Despite more than 30 years spent researching and writing thousands of pages about every aspect of Johnson’s career and life (with at least one more entry remaining), Caro maintains a balanced perspective. He hammers Johnson and praises him when merited, all without falling into the biographer’s trap of celebrating too much of one or the other and remaining vigilant to his subject’s blend of outsized traits on both ends of the spectrum. LBJ, much like Robert Kennedy, can be cruel and ruthless, only to pivot into breathtaking acts of empathy and graciousness. Caro never lets his subject charm him beyond clear-eyed assessment, at one point reminding readers (and himself): “Ruthlessness, secretiveness, deceit – significant elements in every previous stage of Lyndon Johnson’s life story.” And, as we all know, few people change much, if at all.

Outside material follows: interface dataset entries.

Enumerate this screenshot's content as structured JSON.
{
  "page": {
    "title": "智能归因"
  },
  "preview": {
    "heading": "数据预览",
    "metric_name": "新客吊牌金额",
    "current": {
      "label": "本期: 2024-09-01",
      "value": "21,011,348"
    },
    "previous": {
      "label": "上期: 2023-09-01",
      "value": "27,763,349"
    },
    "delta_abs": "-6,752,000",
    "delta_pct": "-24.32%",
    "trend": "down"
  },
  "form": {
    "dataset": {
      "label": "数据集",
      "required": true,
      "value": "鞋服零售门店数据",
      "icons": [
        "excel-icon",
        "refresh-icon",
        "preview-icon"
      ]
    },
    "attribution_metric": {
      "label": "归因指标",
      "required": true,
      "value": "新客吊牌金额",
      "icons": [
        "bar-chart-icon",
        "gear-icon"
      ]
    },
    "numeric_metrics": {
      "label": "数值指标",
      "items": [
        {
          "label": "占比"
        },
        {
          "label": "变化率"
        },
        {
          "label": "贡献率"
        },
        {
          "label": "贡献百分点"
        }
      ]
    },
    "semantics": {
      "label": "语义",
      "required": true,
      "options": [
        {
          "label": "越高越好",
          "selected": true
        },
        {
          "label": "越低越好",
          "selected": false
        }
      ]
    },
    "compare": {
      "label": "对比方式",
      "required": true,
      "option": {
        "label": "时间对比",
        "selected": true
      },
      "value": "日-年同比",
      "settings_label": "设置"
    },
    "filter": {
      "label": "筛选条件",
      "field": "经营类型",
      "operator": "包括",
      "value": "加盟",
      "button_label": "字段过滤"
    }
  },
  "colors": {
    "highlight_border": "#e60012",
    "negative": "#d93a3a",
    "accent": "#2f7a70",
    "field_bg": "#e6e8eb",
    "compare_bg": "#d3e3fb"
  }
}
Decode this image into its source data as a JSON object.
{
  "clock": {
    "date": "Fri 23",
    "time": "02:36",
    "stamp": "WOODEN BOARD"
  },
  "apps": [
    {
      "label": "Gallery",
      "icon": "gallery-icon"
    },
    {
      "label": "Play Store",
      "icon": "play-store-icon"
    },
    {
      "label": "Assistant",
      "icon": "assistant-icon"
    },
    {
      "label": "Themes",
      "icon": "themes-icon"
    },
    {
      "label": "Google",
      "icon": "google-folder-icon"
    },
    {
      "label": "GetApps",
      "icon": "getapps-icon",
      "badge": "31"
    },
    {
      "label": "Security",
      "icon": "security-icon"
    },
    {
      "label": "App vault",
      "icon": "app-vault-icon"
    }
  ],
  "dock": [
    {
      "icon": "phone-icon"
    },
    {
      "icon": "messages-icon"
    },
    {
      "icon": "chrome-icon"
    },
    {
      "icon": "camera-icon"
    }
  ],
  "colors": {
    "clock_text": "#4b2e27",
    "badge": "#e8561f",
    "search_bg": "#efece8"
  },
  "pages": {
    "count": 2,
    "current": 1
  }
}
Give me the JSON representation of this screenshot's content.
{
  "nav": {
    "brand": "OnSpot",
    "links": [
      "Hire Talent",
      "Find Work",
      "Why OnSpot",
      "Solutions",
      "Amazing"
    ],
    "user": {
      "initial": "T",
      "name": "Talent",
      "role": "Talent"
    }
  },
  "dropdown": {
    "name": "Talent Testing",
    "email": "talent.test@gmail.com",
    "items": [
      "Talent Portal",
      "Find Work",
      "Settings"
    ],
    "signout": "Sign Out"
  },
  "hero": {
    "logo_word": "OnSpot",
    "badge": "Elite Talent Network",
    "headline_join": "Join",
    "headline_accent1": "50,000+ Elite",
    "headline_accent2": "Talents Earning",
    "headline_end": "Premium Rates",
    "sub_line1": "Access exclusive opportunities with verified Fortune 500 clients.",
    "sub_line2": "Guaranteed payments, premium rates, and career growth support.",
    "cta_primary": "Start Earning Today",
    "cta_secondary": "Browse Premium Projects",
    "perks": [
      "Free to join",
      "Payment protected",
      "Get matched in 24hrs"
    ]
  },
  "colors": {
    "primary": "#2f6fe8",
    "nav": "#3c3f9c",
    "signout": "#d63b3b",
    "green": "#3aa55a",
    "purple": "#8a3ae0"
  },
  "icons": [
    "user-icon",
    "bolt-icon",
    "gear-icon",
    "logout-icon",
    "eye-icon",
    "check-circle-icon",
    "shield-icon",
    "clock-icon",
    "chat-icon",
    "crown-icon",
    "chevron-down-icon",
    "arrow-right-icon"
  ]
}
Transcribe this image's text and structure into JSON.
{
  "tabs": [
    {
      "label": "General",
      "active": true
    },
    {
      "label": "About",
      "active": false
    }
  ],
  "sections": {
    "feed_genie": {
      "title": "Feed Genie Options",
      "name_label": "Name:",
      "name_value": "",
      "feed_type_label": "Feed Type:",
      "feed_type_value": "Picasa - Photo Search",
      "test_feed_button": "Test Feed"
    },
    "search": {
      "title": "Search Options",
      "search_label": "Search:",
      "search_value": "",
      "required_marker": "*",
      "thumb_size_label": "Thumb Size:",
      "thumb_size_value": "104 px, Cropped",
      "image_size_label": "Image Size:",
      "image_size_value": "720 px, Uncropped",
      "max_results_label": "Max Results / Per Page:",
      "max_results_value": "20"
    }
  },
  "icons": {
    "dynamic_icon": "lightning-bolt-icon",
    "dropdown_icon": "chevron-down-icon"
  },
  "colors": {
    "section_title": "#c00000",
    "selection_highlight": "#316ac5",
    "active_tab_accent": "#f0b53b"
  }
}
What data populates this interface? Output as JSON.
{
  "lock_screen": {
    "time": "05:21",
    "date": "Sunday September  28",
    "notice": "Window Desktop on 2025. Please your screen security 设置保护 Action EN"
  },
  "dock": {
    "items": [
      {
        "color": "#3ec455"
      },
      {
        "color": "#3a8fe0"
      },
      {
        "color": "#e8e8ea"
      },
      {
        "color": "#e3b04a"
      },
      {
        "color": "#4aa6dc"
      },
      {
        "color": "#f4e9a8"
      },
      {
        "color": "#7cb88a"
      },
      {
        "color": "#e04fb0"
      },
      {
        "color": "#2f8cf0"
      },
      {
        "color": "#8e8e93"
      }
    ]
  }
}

Caro long ago mastered his subject – Johnson and power – the way LBJ gleaned all he could in political calculation. Thus, when the historian describes how and why Johnson responded to the ultimate challenge of replacing a slain, beloved president, he has all of the telling anecdotes, feuds, strokes of legislative genius, and both the bullying and the charm of his subject at the ready.